▶ **Description of the task**
Report each line from the data below that holds the word "USDT".

▶ **Records supplied**
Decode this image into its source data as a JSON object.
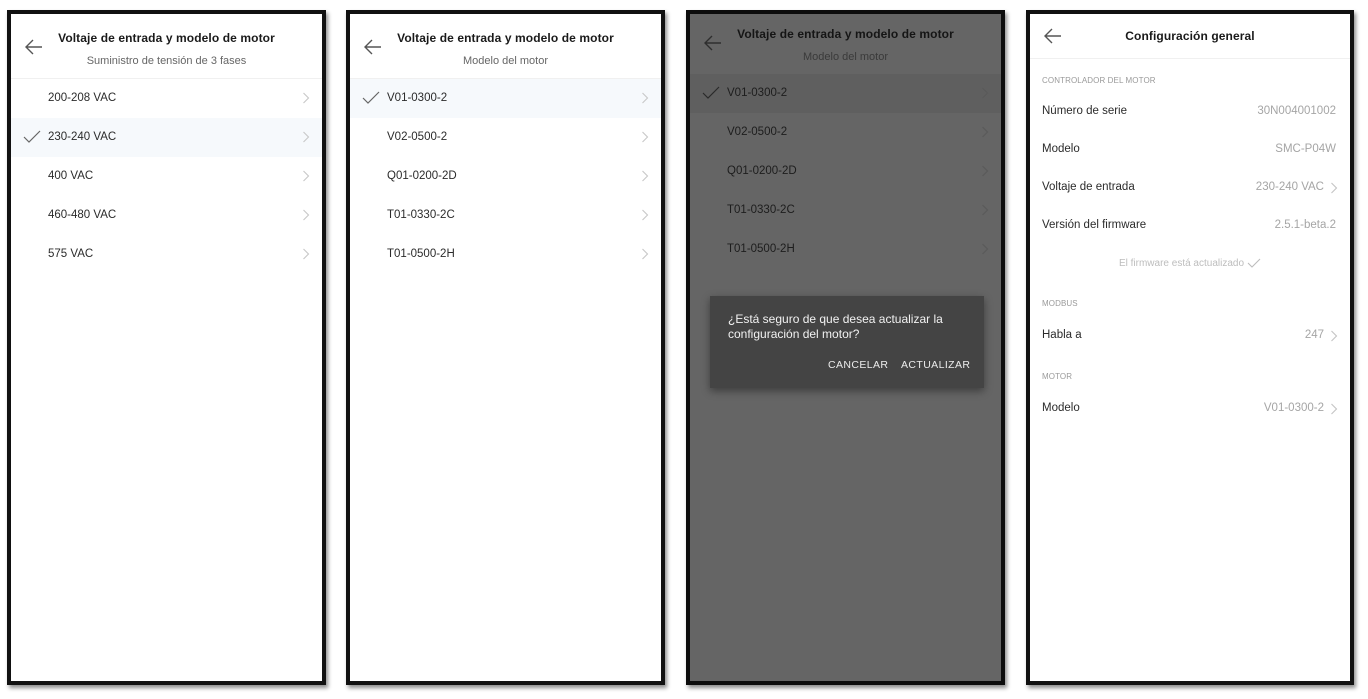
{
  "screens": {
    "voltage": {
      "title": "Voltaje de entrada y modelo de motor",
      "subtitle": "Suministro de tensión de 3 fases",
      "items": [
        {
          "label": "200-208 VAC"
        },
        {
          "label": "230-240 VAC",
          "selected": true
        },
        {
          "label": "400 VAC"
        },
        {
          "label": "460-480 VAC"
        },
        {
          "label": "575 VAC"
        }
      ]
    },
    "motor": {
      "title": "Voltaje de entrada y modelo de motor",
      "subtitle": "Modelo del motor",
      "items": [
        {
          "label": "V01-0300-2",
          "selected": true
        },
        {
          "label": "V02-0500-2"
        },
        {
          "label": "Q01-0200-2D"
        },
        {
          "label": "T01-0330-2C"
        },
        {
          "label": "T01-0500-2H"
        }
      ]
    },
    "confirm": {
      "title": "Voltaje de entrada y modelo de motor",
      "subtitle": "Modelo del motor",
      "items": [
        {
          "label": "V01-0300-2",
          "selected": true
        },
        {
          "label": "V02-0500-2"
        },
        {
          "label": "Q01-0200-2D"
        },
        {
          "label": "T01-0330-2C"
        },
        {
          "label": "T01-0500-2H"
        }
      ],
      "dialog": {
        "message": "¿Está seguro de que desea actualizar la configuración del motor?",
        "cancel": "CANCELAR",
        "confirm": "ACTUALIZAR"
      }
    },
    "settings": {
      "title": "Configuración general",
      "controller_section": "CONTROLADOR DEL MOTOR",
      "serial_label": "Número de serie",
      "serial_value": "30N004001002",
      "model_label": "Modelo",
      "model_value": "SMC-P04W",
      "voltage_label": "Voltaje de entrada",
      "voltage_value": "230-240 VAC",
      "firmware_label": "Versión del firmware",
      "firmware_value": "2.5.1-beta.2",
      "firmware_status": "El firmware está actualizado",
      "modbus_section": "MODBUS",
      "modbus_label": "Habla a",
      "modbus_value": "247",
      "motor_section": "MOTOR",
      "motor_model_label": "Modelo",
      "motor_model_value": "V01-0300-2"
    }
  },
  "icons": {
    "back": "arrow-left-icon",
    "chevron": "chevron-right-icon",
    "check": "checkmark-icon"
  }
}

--

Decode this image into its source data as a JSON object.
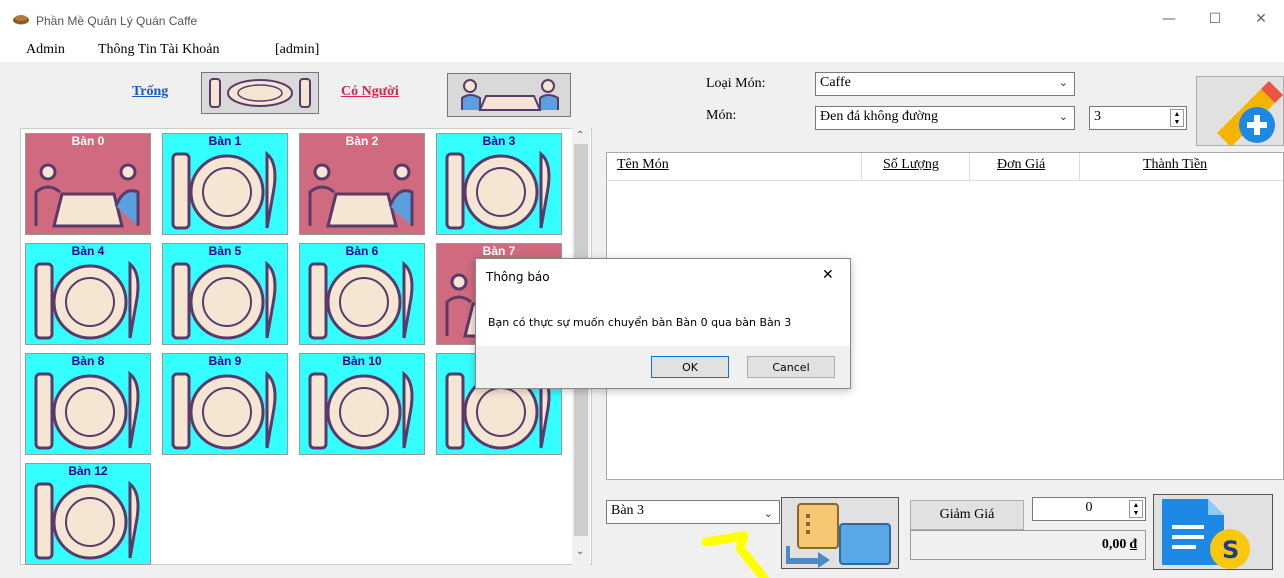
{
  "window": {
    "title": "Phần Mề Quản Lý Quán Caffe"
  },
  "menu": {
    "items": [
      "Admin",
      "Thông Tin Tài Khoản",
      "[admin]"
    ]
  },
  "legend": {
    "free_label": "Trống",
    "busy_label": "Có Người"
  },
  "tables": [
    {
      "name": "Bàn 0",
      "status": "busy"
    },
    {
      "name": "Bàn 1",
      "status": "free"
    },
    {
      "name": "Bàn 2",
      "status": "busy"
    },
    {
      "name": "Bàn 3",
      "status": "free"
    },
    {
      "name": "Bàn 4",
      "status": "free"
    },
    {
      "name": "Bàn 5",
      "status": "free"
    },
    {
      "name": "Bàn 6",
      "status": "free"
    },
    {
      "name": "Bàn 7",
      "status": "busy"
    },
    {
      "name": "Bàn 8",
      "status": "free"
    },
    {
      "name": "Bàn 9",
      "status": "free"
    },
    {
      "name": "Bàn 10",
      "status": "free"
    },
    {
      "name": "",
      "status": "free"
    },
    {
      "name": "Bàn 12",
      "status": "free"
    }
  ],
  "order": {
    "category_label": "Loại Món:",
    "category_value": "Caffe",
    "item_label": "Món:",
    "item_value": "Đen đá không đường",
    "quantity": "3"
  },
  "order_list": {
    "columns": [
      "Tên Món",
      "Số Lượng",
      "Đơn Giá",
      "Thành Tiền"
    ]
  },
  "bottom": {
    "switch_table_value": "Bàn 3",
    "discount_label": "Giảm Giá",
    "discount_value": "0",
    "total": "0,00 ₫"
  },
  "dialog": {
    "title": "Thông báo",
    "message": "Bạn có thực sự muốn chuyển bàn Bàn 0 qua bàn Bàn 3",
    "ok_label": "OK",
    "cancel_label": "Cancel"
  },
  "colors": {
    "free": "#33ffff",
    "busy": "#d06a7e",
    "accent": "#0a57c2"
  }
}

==

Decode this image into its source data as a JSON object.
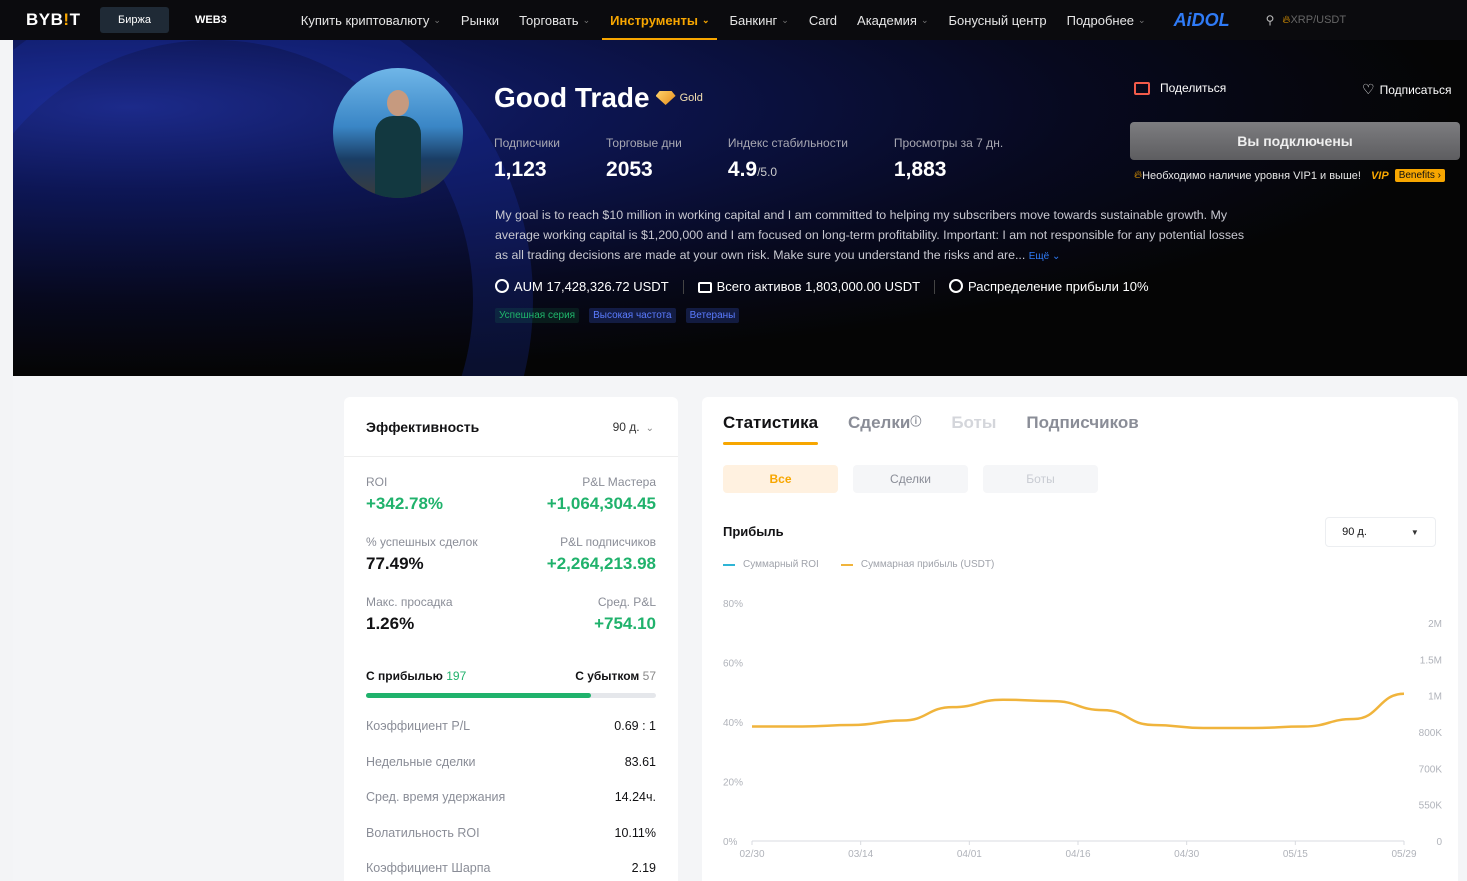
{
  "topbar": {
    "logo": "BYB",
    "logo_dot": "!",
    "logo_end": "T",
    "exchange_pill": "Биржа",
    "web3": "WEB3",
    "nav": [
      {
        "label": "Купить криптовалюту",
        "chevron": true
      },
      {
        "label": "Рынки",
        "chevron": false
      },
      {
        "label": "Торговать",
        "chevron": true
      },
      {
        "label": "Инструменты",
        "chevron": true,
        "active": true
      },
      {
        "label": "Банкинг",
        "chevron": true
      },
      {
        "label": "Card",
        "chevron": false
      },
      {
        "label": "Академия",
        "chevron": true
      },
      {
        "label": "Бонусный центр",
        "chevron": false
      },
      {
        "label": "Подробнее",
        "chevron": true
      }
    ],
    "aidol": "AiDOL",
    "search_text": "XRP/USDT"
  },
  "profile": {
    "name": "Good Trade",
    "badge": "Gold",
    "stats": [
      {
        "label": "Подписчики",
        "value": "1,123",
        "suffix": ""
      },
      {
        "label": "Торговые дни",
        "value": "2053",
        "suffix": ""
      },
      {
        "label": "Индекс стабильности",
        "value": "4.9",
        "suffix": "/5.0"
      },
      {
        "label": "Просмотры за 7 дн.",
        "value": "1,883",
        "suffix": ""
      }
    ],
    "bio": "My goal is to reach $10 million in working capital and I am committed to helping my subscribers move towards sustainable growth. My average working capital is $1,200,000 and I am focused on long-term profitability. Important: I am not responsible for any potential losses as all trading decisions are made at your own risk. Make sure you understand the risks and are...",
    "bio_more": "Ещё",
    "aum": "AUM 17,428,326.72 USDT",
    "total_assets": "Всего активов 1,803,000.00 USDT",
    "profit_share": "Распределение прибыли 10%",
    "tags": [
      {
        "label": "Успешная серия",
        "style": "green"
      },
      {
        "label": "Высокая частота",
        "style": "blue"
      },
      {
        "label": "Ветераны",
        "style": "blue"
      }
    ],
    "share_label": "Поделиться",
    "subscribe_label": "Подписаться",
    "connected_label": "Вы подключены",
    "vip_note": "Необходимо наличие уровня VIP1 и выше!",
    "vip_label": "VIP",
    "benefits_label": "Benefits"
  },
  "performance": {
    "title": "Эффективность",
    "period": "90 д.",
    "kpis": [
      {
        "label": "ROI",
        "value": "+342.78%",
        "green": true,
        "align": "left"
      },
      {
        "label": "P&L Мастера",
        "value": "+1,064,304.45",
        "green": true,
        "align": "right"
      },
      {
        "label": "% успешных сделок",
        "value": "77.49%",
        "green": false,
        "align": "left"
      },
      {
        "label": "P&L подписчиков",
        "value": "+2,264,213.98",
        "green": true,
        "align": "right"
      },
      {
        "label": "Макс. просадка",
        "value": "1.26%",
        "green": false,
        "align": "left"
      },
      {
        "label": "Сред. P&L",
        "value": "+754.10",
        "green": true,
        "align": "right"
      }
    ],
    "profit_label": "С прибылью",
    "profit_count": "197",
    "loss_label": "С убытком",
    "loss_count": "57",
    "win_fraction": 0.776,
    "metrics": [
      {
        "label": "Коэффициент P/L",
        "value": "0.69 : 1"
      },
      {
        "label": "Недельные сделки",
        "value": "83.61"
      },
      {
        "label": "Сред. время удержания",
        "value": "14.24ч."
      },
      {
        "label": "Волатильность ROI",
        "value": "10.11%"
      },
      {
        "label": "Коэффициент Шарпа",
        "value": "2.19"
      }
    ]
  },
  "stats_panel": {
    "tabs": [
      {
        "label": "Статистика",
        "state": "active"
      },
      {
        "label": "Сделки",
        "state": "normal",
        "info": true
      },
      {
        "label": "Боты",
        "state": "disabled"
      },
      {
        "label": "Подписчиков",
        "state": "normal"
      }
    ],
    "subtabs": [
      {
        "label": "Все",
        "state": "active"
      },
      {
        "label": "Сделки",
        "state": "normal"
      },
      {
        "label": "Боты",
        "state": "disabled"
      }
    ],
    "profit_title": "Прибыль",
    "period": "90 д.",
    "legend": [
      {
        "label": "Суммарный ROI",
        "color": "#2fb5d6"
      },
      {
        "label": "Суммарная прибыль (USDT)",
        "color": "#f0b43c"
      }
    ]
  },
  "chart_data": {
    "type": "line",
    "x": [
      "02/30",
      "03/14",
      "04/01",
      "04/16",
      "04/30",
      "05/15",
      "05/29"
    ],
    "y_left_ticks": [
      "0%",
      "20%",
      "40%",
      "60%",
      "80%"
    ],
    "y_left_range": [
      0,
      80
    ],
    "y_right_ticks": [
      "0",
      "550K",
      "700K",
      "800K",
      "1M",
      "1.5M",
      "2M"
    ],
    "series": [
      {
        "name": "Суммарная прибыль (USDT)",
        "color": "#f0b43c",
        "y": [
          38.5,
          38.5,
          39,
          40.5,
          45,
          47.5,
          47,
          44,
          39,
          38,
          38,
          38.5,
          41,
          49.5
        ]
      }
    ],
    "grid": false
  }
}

▶ **Solution to the exercise**
    "search_text": "XRP/USDT"
    "aum": "AUM 17,428,326.72 USDT",
    "total_assets": "Всего активов 1,803,000.00 USDT",
        "label": "Суммарная прибыль (USDT)",
        "name": "Суммарная прибыль (USDT)",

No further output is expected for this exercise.